On our day of departure, all of our great experiences in Turkey were easily forgotten (for the moment).  Immediately after entering the doorway at Terminal 2 Departures, you'll find yourself in a security checkpoint.  There's an xray belt for your bags and a metal detector to walk through, all of it pretty standard stuff.  There were however, no signs or amnesty points to prepare us for what happened next.  Our luggage was pulled off the belt and I was ordered to open it.  A security guard pulled out the plastic baggie of rocks we had collected and dumped them out/sorted through them all.  Two of them he expressed much interest in and called other colleagues over.  No one would respond to my inquiries about what was going on.  Soon the security chief arrived and asked for our passports and we were escorted over to a waiting area.  The security guards, employees of Securitas, didn't speak English.  They led me to an information desk where one of the ladies did and she translated for them.  It was there that I discovered that they believed two of my stones to be historical artifacts.  The girl doing the translating told me that they would be sending the stones to a local museum historian to verify whether or not they were indeed historical artifacts. (initially, they didn't send the physical stones, rather they sent a high resolution photo)  Bear in mind, this is around 11:00 PM on a Sunday night.  She said I would not be boarding my plane.  In fact I could end up in trouble and get banned from Turkey.  Sheila and I are stressing out, no one else giving us any information when finally they came over to ask "who the stones belonged to".  I quickly stated they were mine and shortly after they told Sheila she was free to catch her flight.  She didn't have to stay.  We weren't prepared for that of course, so unprepared.  We quickly decided that was the best since our children needed their mom back.  Our luggage was all combined so we were rapidly trying to separate the important things that each of us needed and then I got a brief kiss before they whisked her away.
(Edit:  I ended up with the suit case that was mostly full of Sheila's things and a few articles of my dirty clothes.  What luck right?)
So I found myself sitting next to an information desk.  So very alone... waiting for the Turkish Police to show up.  They finally showed up 20 minutes later (Our flight was supposed to leave at 11:50PM and I'm still hopeful to make it).  They lead me back to a tiny room with a desk and chairs in it.  There were 5 police officers and a couple of Securitas employees, all of them talking amongst themselves, ignoring me, typing, printing and retyping an printing documents.  Over and over.  Then they had a travel guide speaking English stop in to be a witness, briefly read the document to inform me that I was found to have been carrying historical stones and then I had to sign the papers.  Time kept stretching by and by and eventually, the flight was ready to depart.  Sheila was forced to give up waiting at the gate and board the plane without me.  It was so very hard.  I had been watching the time on my phone tick painfully by and just hoping and hoping they would let me catch my flight.  To read that last message from Sheila saying that her plane was leaving and how hard it was... it was pretty heartbreaking.
In the hours to come, I really lost track of time.  Other policemen came and decided the papers weren't correct so they had to be redone and this time the travel agent couldn't be found so they just nabbed some random Securitas guy who said he spoke English.  He was forced to be my police assigned translator but the poor guy couldn't communicate with me as well as he would like... I was always guessing at what he was saying and some of the things they wanted him to tell me, I was sure I only got a small part of.

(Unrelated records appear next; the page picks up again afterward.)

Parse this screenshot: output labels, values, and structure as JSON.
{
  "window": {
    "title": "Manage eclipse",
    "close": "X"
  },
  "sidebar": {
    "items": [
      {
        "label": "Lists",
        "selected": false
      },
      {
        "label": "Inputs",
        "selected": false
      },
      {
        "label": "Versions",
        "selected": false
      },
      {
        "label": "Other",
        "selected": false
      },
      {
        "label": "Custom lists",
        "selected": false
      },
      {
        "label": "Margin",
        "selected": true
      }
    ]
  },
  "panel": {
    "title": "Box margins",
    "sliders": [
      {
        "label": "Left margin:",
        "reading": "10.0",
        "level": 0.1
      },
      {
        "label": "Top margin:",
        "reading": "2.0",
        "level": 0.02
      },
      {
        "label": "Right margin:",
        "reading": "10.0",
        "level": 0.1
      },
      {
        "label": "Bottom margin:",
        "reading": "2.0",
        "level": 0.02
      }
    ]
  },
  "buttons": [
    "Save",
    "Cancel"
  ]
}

(I would like to say, if he ever reads my blog, I just want him to know that I appreciate his kindness and his attempts to help me, a stranger, in that difficult time)

We did finally end up leaving the airport:  I was loaded into a police van with my luggage and my Securitas translator and we were bussed off to the local Police precinct within the airport grounds. 

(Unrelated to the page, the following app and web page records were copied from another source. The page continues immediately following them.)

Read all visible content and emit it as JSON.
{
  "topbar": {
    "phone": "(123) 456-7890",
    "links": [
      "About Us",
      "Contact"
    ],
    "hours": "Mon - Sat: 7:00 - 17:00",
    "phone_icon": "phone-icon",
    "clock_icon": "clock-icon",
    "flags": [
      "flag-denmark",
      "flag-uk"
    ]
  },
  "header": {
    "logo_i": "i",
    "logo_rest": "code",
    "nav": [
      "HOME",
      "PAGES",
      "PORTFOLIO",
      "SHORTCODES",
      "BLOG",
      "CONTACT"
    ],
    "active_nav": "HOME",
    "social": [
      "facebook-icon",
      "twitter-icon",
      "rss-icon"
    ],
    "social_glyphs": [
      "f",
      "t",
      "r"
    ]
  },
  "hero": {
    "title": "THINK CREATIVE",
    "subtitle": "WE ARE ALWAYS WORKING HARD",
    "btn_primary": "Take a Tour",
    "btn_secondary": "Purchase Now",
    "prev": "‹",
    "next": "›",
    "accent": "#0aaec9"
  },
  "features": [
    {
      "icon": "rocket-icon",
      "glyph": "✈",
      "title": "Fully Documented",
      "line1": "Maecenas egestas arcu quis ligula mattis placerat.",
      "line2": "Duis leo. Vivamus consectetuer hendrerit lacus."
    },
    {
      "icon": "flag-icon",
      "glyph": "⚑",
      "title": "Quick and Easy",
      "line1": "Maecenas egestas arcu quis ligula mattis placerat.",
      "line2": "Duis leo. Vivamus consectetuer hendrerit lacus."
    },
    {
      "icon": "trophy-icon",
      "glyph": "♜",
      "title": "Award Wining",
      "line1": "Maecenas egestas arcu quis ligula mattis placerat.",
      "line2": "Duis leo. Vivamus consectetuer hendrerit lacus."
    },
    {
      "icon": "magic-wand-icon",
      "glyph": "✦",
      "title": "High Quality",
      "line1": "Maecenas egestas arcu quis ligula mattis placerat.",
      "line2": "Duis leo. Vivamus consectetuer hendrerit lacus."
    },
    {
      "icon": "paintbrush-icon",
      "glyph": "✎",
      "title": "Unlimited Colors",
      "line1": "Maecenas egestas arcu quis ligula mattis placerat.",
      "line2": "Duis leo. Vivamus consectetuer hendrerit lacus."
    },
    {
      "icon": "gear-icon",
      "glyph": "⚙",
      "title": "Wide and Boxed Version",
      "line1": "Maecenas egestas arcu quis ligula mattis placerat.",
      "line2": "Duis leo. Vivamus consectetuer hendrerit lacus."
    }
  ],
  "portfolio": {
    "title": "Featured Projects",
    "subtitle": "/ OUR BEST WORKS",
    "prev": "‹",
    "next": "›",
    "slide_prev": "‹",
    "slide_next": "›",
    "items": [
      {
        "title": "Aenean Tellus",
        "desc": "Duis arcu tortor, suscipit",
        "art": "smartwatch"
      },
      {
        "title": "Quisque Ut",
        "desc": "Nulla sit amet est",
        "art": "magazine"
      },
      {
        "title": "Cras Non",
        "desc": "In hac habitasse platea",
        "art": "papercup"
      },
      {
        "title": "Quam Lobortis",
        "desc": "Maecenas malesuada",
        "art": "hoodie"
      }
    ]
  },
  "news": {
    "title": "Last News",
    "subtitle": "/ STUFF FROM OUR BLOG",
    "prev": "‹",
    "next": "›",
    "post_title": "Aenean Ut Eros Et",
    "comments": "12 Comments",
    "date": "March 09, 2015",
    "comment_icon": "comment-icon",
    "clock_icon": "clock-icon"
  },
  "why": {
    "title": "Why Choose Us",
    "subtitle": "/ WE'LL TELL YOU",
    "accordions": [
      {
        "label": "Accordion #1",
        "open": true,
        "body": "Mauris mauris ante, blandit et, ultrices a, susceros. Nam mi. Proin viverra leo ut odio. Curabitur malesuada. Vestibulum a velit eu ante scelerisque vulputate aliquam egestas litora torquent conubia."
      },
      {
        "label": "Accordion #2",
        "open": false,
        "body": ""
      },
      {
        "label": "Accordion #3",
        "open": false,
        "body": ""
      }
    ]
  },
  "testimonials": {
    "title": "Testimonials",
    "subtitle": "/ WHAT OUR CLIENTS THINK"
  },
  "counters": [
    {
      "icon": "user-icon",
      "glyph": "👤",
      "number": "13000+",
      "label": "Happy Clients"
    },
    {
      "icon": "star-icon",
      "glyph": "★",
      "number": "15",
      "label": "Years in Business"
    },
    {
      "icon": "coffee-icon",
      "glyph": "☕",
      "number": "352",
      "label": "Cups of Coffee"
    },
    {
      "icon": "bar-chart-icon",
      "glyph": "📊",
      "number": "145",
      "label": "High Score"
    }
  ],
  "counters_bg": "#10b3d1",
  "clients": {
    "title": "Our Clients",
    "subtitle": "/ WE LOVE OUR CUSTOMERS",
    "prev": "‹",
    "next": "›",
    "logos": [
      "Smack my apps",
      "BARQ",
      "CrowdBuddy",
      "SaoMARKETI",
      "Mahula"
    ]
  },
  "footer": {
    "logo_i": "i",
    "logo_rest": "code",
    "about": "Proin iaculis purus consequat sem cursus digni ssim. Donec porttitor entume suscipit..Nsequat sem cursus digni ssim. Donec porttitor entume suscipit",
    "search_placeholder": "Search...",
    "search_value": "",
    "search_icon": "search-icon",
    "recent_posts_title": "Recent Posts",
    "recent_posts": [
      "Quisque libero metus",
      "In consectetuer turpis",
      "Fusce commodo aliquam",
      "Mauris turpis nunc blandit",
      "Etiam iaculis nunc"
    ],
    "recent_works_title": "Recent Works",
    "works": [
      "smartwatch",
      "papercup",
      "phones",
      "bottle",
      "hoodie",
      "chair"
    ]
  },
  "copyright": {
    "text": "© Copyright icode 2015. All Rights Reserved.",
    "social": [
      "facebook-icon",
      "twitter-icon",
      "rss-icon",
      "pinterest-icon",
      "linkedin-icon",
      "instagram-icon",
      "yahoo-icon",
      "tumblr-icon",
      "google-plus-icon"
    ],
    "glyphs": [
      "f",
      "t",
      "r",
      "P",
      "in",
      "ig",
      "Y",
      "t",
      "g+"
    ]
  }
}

The following photos were taken at the beach in front of our hotel where we collected rocks the first couple of days.





Continued in Part 2